Con Artists *need* to look like a winner. They have to outsmart people into thinking they are a winner whenever they can. They want so much to be admired. They want to *look good*. They tell many lies solely to impress other people. When things go wrong, their chief focus is always in saving face. They have an amazing knack for getting away with it. In the extreme, they may resort to fraud, con games, taking false credit, forgery, plagiarism, impersonation. "I was a big hero in the war." All of these are functions of dishonesty--getting away with it because they see that they can, and the temptation is too much to resist.
In disputes with others, they will rise above it. "This is beneath me." "I'm too good for this." They'll give others the silent treatment. Self-elitist like royalty, they snub others and convey the idea: "Your behavior is beneath me." When they are in a bad situation, their policy is always getting away with it. They are so clever, and evasive. They cover their lies. When confronted, they give convoluted or non-responsive answers that confuse a questioner. They'll never admit anything that would make them look bad. They might even perjure themselves rather than give humiliating testimony. They may be incapable of making a "sincere apology," even when they know that they owe it--again, because it would make "their image" look bad to admit that they were wrong. (It's just their personality, and they are conditioned to do it that way.)
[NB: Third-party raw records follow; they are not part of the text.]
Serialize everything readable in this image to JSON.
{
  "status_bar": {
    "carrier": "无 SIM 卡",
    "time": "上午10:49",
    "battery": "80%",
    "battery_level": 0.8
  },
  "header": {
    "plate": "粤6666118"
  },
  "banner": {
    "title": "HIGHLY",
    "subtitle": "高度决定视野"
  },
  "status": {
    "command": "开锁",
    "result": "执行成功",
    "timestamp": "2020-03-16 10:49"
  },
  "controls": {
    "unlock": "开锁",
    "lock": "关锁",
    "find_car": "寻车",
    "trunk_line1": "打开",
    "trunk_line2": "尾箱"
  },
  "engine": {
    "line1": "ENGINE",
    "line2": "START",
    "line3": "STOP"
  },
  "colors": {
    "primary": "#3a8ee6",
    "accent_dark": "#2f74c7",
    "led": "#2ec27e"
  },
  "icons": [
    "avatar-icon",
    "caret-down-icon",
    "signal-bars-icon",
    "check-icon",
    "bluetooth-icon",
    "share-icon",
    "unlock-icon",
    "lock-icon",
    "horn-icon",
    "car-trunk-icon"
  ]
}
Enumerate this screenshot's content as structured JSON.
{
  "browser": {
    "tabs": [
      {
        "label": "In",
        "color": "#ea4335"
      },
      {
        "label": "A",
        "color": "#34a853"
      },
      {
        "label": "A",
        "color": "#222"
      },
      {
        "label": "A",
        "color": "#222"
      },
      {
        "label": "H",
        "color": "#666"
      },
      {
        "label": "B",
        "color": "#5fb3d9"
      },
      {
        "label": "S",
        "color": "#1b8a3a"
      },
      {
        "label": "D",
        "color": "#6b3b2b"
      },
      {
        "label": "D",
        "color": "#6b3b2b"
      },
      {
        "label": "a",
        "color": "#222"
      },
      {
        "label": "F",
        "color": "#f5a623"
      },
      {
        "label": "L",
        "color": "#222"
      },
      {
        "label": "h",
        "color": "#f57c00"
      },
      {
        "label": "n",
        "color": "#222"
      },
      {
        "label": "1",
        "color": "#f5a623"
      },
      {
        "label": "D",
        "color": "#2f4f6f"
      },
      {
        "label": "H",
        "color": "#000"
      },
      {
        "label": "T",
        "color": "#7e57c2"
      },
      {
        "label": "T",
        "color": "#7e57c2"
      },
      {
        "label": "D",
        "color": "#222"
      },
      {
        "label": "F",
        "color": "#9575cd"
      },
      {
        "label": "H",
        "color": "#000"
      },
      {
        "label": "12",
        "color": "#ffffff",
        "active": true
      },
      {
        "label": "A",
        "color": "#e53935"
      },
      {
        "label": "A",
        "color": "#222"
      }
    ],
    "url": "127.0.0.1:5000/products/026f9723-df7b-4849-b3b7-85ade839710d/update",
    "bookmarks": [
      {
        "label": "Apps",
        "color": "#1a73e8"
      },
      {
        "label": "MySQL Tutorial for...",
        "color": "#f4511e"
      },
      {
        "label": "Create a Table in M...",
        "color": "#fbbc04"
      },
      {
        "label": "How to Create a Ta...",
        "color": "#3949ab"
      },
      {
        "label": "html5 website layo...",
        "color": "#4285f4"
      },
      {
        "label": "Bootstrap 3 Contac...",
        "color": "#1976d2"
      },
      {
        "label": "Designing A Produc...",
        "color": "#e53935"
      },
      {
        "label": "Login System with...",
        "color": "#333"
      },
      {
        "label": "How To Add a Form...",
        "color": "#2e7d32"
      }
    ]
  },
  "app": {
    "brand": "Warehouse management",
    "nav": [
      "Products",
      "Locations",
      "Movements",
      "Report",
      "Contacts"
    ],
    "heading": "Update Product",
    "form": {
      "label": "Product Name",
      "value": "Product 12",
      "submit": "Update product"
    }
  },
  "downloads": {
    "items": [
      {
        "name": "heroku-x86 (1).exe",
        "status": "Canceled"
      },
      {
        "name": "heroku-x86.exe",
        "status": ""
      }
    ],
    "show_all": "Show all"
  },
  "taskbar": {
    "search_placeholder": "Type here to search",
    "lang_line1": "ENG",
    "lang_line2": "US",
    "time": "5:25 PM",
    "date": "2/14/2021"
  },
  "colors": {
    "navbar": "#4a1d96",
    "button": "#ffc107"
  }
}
As good as they are at living by lies and deception, eventually they do get caught. They weave complicated stories that "others did it." They try to negotiate. "Let's make a deal." They can be corrupt. "Name your price." "What can I do for you in exchange?" Yet, if they become victims of the web of deception that they themselves have woven over the years, they may wind up exposed, facing disgrace, being thrown out, and living in obscure retirement, their brilliant legacy forever tarnished.
Please remember that--as with each of the eight types discussed here--one out of eight of us humans have this Con Artist type as our chief personality feature. One out of three of us have this as a primary personality type.
Con-Artists are "too smart by half." Eventually, their lies catch up with them. They are forced to cover lies with more lies. When it gets to be too much to believe, others begin to feel betrayed, or used. The biggest mistake that Con Artists make is even lying to and taking advantage of their own close friends and admirers. No one will rally around them after this is discovered. This may occur when they are found out by the crowd, when they have been seen through by their world, and when they are, finally, needing others' support the most to get out of the jam they are in. Once idolized, they may become a famous disgrace, seen through by everyone as shameless, and stripped of all honors. Or else, they get away with it one more time . . . until the next time they get caught.
I'm the greatest.
I'm the greatest.